Pivot combines the Firebird 29 with a FOX 36 fork with 170mm of travel and Grip 2 hydraulics, a choice that confirms bike clearly has downhill performance in mind. The fork offset is a short 44mm.
Pivot offers the option to switch the geometries between two positions, by utilizing a flip chip that modifies only the geometry without intervening on the behavior of the suspension. The difference between the High position and the Low position is about 6mm in the height of the bottom bracket and 0.5° in the head tube angle. Thanks to the flip chip, the Firebird 29 is able to accommodate even 27.5″ Plus wheels when set to the High position.
To further offer varying options in geometry, Pivot provides an additional shell for the headset with an increased height of 17mm. Thanks to this cap, the options increase. When combined with 27.5+ wheels and in the High position, the 17mm shell makes the geometries identical to 29″ wheels in the Low position.
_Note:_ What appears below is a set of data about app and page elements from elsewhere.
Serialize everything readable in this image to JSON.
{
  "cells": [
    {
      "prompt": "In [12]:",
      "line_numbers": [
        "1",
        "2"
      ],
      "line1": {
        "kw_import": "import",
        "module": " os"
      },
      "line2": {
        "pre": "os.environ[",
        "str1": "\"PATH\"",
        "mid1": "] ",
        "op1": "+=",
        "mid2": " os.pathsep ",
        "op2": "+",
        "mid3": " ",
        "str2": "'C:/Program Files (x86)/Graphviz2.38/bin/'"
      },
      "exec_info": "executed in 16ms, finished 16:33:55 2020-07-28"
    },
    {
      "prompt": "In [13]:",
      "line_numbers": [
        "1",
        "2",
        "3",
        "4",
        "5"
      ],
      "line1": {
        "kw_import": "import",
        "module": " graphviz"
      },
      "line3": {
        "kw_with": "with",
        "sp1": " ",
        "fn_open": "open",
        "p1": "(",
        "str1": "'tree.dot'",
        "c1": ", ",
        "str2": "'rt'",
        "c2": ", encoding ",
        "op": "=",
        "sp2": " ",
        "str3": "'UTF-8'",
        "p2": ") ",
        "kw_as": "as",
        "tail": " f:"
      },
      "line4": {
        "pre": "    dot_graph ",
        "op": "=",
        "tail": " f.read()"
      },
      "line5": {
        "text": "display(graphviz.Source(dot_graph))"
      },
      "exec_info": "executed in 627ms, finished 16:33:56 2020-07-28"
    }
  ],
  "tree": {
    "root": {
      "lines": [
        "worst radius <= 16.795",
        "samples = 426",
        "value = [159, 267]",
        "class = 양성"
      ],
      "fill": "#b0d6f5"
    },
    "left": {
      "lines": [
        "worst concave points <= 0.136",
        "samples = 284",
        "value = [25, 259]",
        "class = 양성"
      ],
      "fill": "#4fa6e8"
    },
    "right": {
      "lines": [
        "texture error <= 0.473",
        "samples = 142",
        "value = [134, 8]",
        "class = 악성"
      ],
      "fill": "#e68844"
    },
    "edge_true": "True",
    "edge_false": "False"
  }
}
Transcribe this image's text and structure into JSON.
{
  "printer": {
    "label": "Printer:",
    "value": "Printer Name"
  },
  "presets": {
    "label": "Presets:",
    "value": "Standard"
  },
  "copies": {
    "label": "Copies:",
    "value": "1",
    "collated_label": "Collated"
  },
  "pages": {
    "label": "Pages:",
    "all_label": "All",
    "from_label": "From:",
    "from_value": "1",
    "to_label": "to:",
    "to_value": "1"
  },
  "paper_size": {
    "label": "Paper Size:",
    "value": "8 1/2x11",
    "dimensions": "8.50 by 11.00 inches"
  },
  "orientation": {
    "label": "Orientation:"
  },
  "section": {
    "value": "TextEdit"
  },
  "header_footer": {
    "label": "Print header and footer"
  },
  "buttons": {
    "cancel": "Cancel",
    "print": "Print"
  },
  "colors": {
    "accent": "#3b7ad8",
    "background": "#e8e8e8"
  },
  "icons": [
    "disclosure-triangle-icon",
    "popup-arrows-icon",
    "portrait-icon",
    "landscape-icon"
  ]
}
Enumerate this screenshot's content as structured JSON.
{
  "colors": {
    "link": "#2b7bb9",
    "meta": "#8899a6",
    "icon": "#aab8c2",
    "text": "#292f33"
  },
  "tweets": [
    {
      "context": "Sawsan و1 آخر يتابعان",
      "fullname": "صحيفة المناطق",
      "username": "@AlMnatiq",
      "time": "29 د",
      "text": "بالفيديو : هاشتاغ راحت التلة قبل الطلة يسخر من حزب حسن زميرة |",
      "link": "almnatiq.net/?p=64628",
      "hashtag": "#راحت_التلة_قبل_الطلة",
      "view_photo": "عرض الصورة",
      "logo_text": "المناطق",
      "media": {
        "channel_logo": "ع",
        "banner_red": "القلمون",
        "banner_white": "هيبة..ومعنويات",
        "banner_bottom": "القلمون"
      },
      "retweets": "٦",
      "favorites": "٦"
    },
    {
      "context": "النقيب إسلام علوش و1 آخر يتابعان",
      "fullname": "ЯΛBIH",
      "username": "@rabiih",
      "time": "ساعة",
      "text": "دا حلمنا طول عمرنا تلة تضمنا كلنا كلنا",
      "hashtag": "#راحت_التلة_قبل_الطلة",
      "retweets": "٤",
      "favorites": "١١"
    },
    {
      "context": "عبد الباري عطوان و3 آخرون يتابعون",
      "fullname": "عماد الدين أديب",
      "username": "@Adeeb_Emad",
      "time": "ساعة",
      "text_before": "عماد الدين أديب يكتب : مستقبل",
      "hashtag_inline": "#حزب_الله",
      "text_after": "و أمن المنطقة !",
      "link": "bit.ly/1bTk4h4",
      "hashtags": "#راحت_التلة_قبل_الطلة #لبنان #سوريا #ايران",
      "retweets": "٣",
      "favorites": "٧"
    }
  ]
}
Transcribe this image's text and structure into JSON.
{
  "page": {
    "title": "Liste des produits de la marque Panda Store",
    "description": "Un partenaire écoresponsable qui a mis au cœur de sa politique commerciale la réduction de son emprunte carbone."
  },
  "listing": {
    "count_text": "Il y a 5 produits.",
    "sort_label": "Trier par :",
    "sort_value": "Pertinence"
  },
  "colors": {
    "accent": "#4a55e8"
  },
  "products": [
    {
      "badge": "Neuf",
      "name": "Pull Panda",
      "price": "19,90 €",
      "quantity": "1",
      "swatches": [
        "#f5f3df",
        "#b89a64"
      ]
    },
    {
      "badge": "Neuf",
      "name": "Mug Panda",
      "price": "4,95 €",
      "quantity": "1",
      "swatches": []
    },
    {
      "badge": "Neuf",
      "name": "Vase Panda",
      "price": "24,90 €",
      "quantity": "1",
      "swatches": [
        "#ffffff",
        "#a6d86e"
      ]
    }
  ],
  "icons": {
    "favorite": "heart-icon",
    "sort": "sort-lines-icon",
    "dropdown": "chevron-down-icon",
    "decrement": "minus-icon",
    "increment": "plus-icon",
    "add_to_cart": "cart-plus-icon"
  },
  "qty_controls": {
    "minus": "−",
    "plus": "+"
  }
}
In conjunction with 29 “wheels, you can further slacked the head tube angle and/or raise the bottom bracket.
The brake caliper support is post mount 180m,m, therefore using 180mm diameter discs the caliper is mounted directly, without the need for spacers and adapters. The rear end is designed to accommodate 157mm Super Boost hubs.
The 157mm Super Boost hub is not a new standard born for the Firebird 29, but an existing standard, available from virtually all hub manufacturers and was already adopted by Pivot on other previous models in its range to make a very short , rigid and robust rear end.
With the Super Boost 157 hub, the chain line increases from 52mm of the Boost to a good 56mm, but you do not need cranks with an increased Q factor. The Firebird 29 fits cranks with the same 168 / 177mm Q factor of Boost frames. The major chain line is simply obtained thanks to thechainring offset. In the case of fittings with a SRAM drivetrain, the chainring used is One Up Components, since SRAM does not currently have it in their range.
Pivot has also paid great attention to the issue of heel clearance, since they emphasize that most of the staff members have very large feet and are the first to clash with this problem. The shape of the Firebird 29 back end, as stated, allows more space for heels than even the 142mm Pivot frames of several years ago.
Another benefit is massive tire clearance, as shown in the photo below, which is abundant combined with Maxxis Minion DHR II 2.40WT. The space guarantees adequate clearance even in the case of abundant mud. Pivot states that the Firebird 29 can accommodate tires up to 29 × 2.6 “or 27.5 × 2.8”.
The geometry of the Firebird 29 has been renewed not only to accommodate the larger wheel format, but above all to offer a modern riding experience that combines stability and maneuverability: particularly long reach, a relaxed heada angle, very short chainstays and low standover. Keep in mind, there are two configurations anticipated, thanks due to the adjustable geometry.
Specs and prices
Below are the two colorways available as well as the spec options…
Firebird 29 Team
XTR 1x: €9.949
XX1 Eagle: €10.999
Firebird 29 Pro
X01 Eagle – ruote Reynolds: €10.499
X01 Eagle: €8.999
XT/XTR 1x – ruote Reynolds: €9.199
XT/XTR 1x: €7.599
Firebird 29 Race
XT 1x: €6.099